**Exercise aim:** An exact copy of every record, without the pictures, is what should come back.

[Data records]
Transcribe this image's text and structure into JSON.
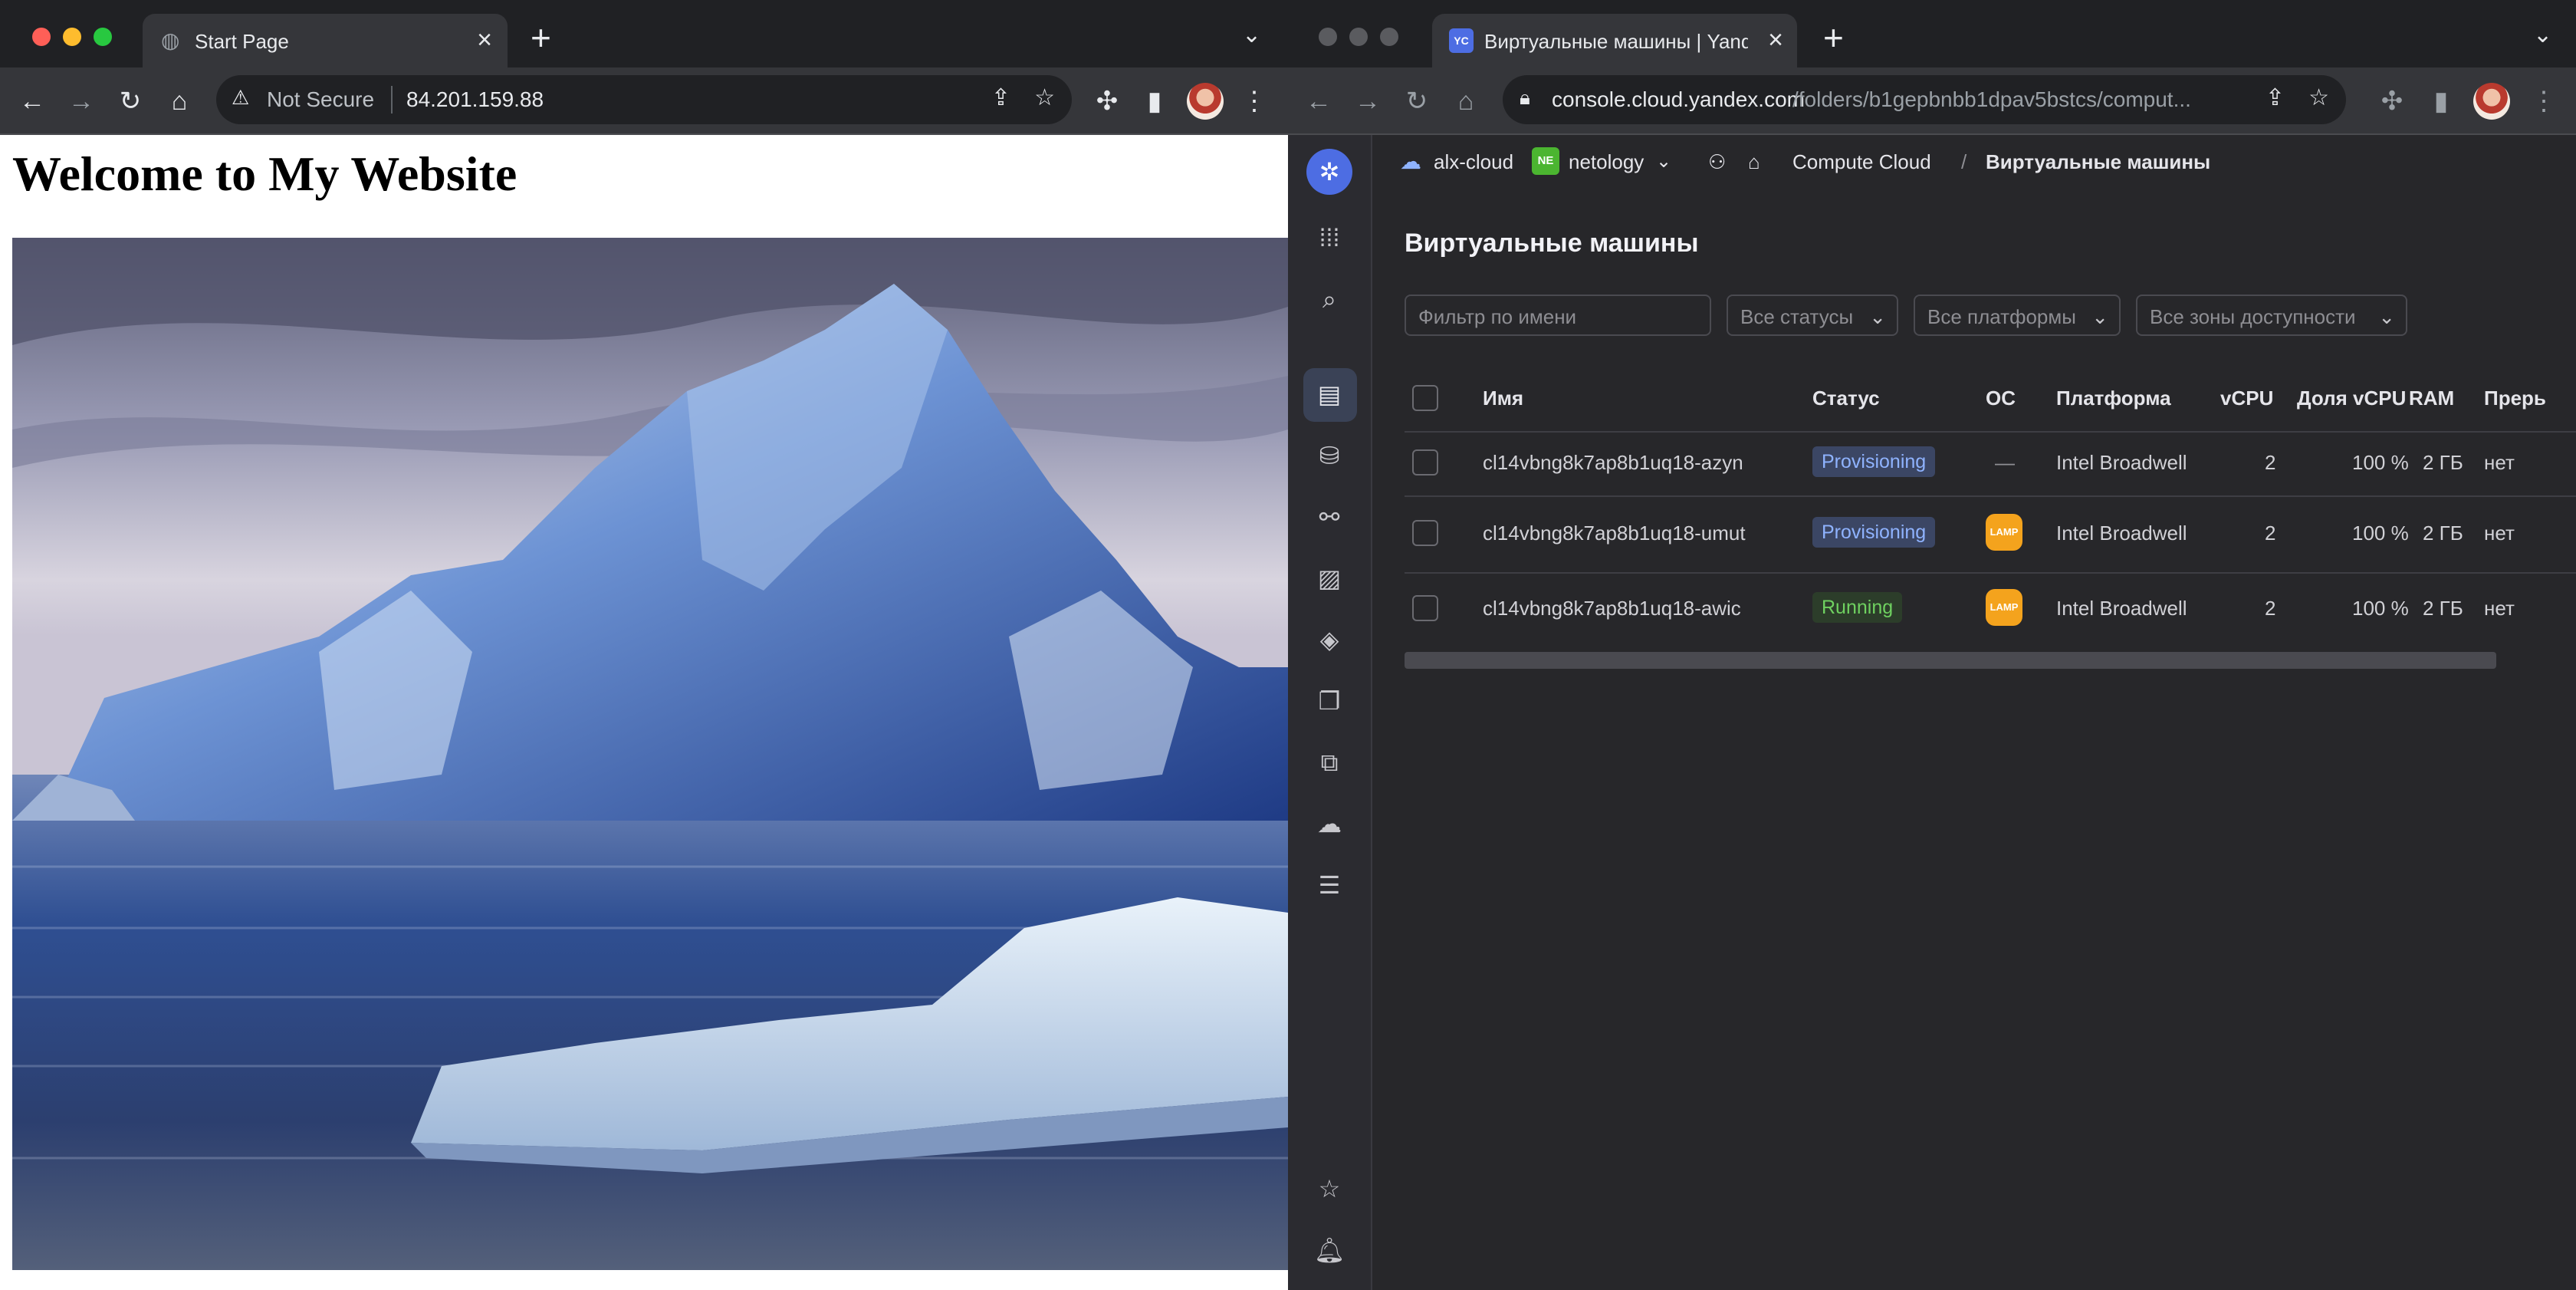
{
  "left_window": {
    "tab_title": "Start Page",
    "security_label": "Not Secure",
    "url": "84.201.159.88",
    "page_heading": "Welcome to My Website"
  },
  "right_window": {
    "tab_title": "Виртуальные машины | Yandex",
    "url_host": "console.cloud.yandex.com",
    "url_path": "/folders/b1gepbnbb1dpav5bstcs/comput...",
    "breadcrumb": {
      "cloud": "alx-cloud",
      "folder_badge": "NE",
      "folder": "netology",
      "service": "Compute Cloud",
      "separator": "/",
      "current": "Виртуальные машины"
    },
    "page_title": "Виртуальные машины",
    "filters": {
      "name_placeholder": "Фильтр по имени",
      "status": "Все статусы",
      "platform": "Все платформы",
      "zone": "Все зоны доступности"
    },
    "columns": [
      "Имя",
      "Статус",
      "ОС",
      "Платформа",
      "vCPU",
      "Доля vCPU",
      "RAM",
      "Прерь"
    ],
    "rows": [
      {
        "name": "cl14vbng8k7ap8b1uq18-azyn",
        "status": "Provisioning",
        "os": "—",
        "platform": "Intel Broadwell",
        "vcpu": "2",
        "share": "100 %",
        "ram": "2 ГБ",
        "preempt": "нет"
      },
      {
        "name": "cl14vbng8k7ap8b1uq18-umut",
        "status": "Provisioning",
        "os": "LAMP",
        "platform": "Intel Broadwell",
        "vcpu": "2",
        "share": "100 %",
        "ram": "2 ГБ",
        "preempt": "нет"
      },
      {
        "name": "cl14vbng8k7ap8b1uq18-awic",
        "status": "Running",
        "os": "LAMP",
        "platform": "Intel Broadwell",
        "vcpu": "2",
        "share": "100 %",
        "ram": "2 ГБ",
        "preempt": "нет"
      }
    ],
    "favicon_text": "YC"
  },
  "colors": {
    "provisioning_bg": "#3b4664",
    "provisioning_fg": "#8fb3ff",
    "running_bg": "#2c3d2a",
    "running_fg": "#6fd160",
    "lamp": "#f4a31d",
    "accent": "#4d6de3"
  }
}
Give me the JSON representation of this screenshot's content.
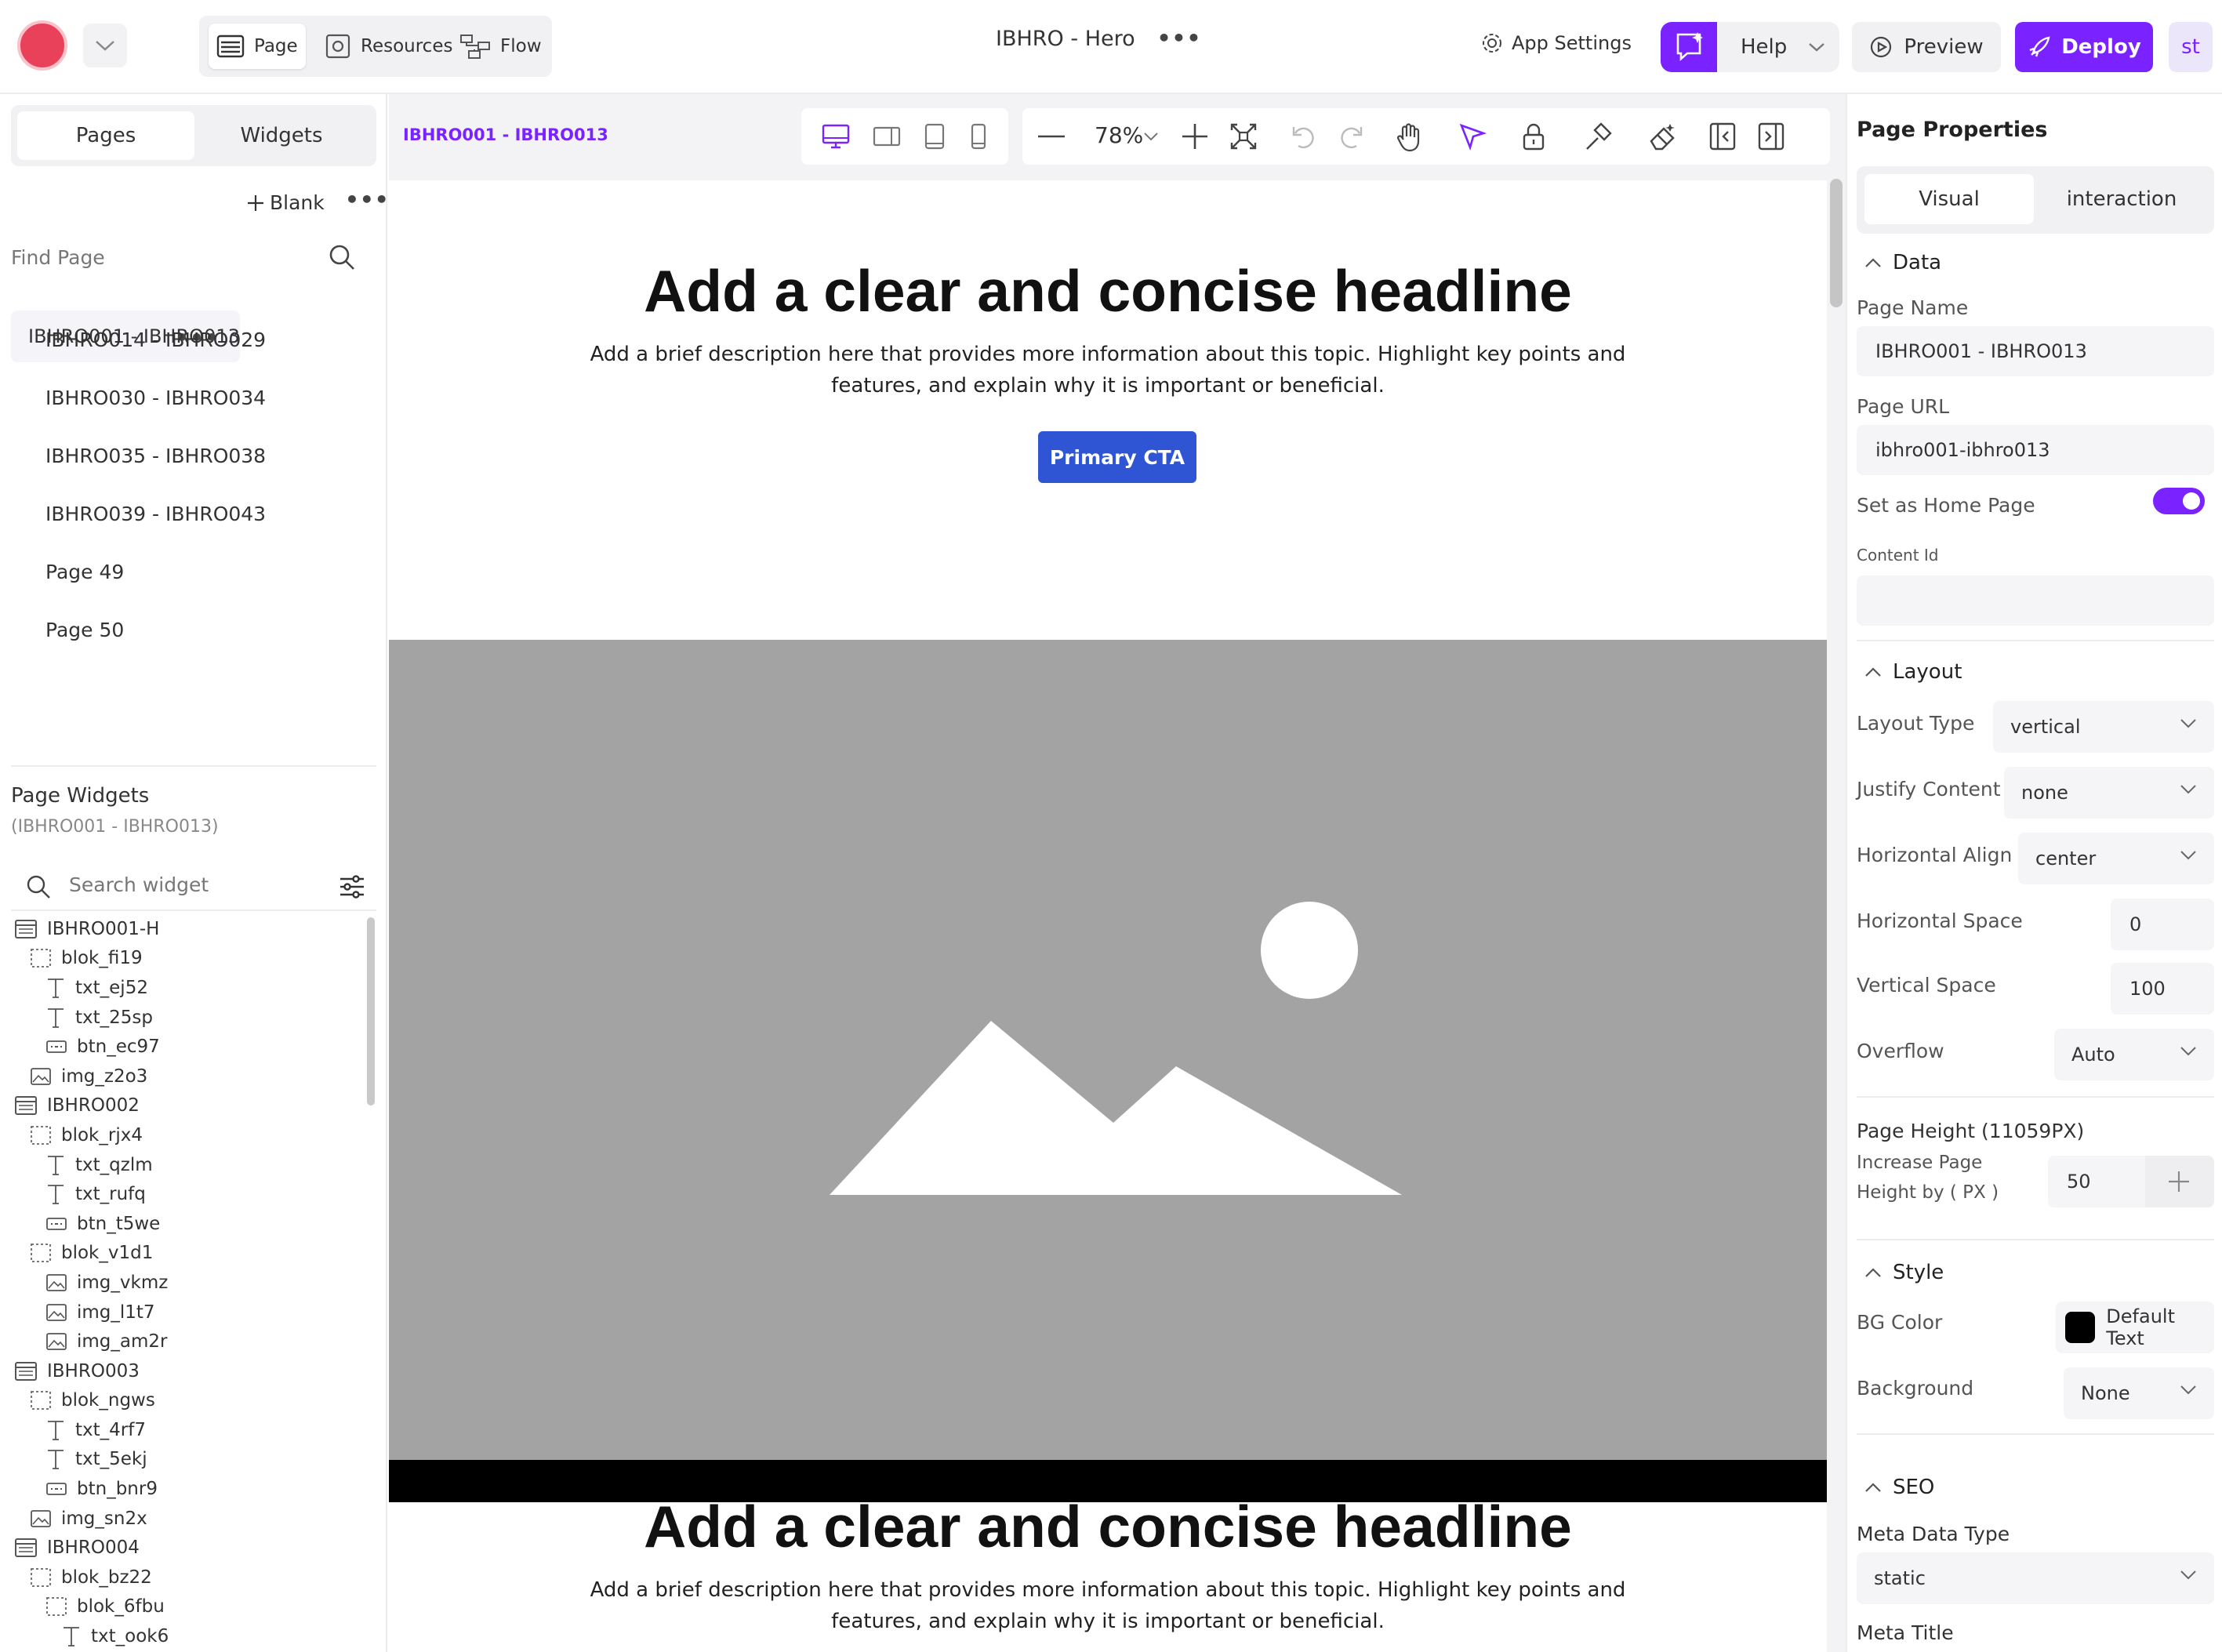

**Task response:**
Transcribe this image's text and structure into JSON.
{
  "left_window": {
    "tab_title": "Start Page",
    "security_label": "Not Secure",
    "url": "84.201.159.88",
    "page_heading": "Welcome to My Website"
  },
  "right_window": {
    "tab_title": "Виртуальные машины | Yandex",
    "url_host": "console.cloud.yandex.com",
    "url_path": "/folders/b1gepbnbb1dpav5bstcs/comput...",
    "breadcrumb": {
      "cloud": "alx-cloud",
      "folder_badge": "NE",
      "folder": "netology",
      "service": "Compute Cloud",
      "separator": "/",
      "current": "Виртуальные машины"
    },
    "page_title": "Виртуальные машины",
    "filters": {
      "name_placeholder": "Фильтр по имени",
      "status": "Все статусы",
      "platform": "Все платформы",
      "zone": "Все зоны доступности"
    },
    "columns": [
      "Имя",
      "Статус",
      "ОС",
      "Платформа",
      "vCPU",
      "Доля vCPU",
      "RAM",
      "Прерь"
    ],
    "rows": [
      {
        "name": "cl14vbng8k7ap8b1uq18-azyn",
        "status": "Provisioning",
        "os": "—",
        "platform": "Intel Broadwell",
        "vcpu": "2",
        "share": "100 %",
        "ram": "2 ГБ",
        "preempt": "нет"
      },
      {
        "name": "cl14vbng8k7ap8b1uq18-umut",
        "status": "Provisioning",
        "os": "LAMP",
        "platform": "Intel Broadwell",
        "vcpu": "2",
        "share": "100 %",
        "ram": "2 ГБ",
        "preempt": "нет"
      },
      {
        "name": "cl14vbng8k7ap8b1uq18-awic",
        "status": "Running",
        "os": "LAMP",
        "platform": "Intel Broadwell",
        "vcpu": "2",
        "share": "100 %",
        "ram": "2 ГБ",
        "preempt": "нет"
      }
    ],
    "favicon_text": "YC"
  },
  "colors": {
    "provisioning_bg": "#3b4664",
    "provisioning_fg": "#8fb3ff",
    "running_bg": "#2c3d2a",
    "running_fg": "#6fd160",
    "lamp": "#f4a31d",
    "accent": "#4d6de3"
  }
}
Give me the JSON representation of this screenshot's content.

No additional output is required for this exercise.